On Startups; From Ideation To Exit.

Do you have an idea for an amazing and disruptive business? Building the next facebook or twitter? Here are a few tips from K.P Reddy, a serial enterpreneur, Venture Capitalist and startup catalyst courtesy of our CEO who had the pleasure of hearing him speak at the University where she is being hosted for the duration of the Mandela Washington Fellowship.

1. Be an expert in a field of study.

Find something that you are really good at and become king at it. Whether it is a particular form of technology, marketing or finance subject. For example, you should be able to say something like, “I’m among the top 5 experts in cryptocurrency transfer services among the unbanked in sub-Saharan Africa.” For you to achieve this, it means you have to dedicate an insane amount of time to reading and research. You should achieve top of mind status for your field. The only way to compete is to “out-read” the other guy.

2. Don’t rush and quit the day job.

Learn new skills first to de-risk yourself. Secondly, learn about the market you want to enter to de-risk the business. You have to be realistic based on the experience you have, because this is what drives results. DO NOT QUIT UNTIL YOU HAVE A PLAN.

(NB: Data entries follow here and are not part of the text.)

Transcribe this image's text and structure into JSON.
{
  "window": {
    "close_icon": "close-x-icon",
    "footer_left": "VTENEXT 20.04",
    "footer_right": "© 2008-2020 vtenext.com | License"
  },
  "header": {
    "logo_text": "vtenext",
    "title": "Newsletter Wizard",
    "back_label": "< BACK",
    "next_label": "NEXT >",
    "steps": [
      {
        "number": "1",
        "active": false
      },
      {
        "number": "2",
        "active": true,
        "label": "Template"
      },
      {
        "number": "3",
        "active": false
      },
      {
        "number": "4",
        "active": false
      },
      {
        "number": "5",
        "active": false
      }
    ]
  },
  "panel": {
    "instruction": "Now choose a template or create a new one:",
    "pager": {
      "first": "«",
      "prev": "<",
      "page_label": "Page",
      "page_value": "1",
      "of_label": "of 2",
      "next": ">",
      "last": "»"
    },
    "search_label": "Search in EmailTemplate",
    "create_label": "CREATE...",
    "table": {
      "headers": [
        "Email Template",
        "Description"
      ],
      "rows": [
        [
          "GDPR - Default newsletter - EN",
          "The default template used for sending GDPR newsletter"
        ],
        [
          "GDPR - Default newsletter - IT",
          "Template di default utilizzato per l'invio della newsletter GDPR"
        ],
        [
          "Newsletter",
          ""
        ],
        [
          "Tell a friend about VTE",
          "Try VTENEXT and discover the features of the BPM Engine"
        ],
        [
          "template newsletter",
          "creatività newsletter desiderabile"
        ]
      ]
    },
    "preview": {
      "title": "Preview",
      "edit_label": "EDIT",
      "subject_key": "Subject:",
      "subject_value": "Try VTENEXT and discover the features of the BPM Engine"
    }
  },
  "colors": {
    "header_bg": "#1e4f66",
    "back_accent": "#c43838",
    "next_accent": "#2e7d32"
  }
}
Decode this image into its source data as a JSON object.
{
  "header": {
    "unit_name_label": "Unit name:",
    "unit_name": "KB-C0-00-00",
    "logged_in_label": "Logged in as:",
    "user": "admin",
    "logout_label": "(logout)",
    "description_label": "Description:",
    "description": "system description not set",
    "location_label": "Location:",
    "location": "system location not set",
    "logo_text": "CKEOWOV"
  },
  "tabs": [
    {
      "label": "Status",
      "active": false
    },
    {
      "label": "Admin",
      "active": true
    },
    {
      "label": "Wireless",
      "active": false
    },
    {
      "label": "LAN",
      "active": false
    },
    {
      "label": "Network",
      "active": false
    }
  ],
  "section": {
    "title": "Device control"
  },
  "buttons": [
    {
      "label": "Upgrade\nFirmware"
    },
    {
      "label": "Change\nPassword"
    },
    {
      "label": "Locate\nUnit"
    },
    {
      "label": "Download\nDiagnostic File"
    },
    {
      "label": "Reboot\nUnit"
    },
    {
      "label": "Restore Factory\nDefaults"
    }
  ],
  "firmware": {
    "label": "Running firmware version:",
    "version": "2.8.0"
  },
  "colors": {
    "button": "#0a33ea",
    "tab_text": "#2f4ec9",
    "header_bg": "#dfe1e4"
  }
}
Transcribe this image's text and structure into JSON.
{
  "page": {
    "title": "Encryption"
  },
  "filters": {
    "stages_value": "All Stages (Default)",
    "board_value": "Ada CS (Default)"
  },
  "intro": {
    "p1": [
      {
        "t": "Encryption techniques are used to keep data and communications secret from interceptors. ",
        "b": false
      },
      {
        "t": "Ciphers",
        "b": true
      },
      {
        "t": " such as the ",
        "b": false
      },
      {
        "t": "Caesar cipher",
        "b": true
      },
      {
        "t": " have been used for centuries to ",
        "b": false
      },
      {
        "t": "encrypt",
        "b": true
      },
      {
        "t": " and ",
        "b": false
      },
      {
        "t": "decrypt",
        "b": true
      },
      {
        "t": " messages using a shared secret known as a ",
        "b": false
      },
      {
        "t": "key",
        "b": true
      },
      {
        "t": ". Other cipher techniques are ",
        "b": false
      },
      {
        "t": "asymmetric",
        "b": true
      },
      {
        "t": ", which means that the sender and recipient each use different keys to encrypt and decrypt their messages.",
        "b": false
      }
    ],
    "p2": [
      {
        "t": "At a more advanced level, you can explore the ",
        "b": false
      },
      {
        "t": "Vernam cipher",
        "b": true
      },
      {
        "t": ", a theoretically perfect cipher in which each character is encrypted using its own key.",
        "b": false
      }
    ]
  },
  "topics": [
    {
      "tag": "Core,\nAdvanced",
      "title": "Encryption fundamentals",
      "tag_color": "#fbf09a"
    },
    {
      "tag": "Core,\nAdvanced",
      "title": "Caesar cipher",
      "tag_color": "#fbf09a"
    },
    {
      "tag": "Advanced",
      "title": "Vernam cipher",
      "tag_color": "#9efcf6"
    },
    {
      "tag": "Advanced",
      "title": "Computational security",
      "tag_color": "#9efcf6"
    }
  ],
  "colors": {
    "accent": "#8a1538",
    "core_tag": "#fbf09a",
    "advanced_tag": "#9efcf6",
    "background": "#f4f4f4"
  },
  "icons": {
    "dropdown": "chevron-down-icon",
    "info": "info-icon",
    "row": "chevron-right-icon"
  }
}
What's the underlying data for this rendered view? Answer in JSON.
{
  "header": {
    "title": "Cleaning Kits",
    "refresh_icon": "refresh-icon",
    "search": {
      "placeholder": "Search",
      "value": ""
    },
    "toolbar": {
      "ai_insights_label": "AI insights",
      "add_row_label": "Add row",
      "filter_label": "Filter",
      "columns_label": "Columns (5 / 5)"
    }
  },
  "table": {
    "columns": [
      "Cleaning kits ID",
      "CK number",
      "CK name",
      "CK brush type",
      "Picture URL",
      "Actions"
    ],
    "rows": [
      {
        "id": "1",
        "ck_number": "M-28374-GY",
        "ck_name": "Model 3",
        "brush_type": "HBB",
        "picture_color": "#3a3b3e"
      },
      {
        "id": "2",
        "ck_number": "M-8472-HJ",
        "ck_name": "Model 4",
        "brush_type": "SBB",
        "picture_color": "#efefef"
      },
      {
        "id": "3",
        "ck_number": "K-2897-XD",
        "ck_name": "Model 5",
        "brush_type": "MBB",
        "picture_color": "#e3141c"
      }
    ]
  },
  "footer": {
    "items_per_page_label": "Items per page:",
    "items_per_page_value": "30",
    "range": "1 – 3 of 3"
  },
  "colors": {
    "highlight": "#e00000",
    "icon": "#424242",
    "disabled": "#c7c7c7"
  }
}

3. Build your equity.

Ideas are a dime a dozen, they do not matter. You cannot base your equity on an idea. What matters is deliverables. What have you done with your idea? Have you documented your work? Before you go out hunting for investors, have you done your own due diligence? If any mistakes are to be made, make these on your own dime. Realize that some ‘founders’ have unfair advantage, be it a degree (and hence connections) from Stanford or celebrity status. Find a unique way to compete.

4. Capital.

Capital is not to be used for founder salaries or exploration of business models. Capital is essentially meant to be used to build production platforms and to scale sales teams that are utilizing a proven methodology. Do not raise capital to a “dead end.” You must always know how much total capital is needed to execute on your plan. Your gross margin must be able to support your cost of capital. For early stage investment, you need to have revenue to validate the customer need. Think of capital as a highly structured supply chain.

5. Start with the exit in mind.

An exit doesn’t always mean selling your company off to some huge corporate investor. An exit strategy can be handing over to the next generation. Do not build a company around yourself. It should be able to exist successfully in your absence.

Finally, first things first: Build. Build. Build.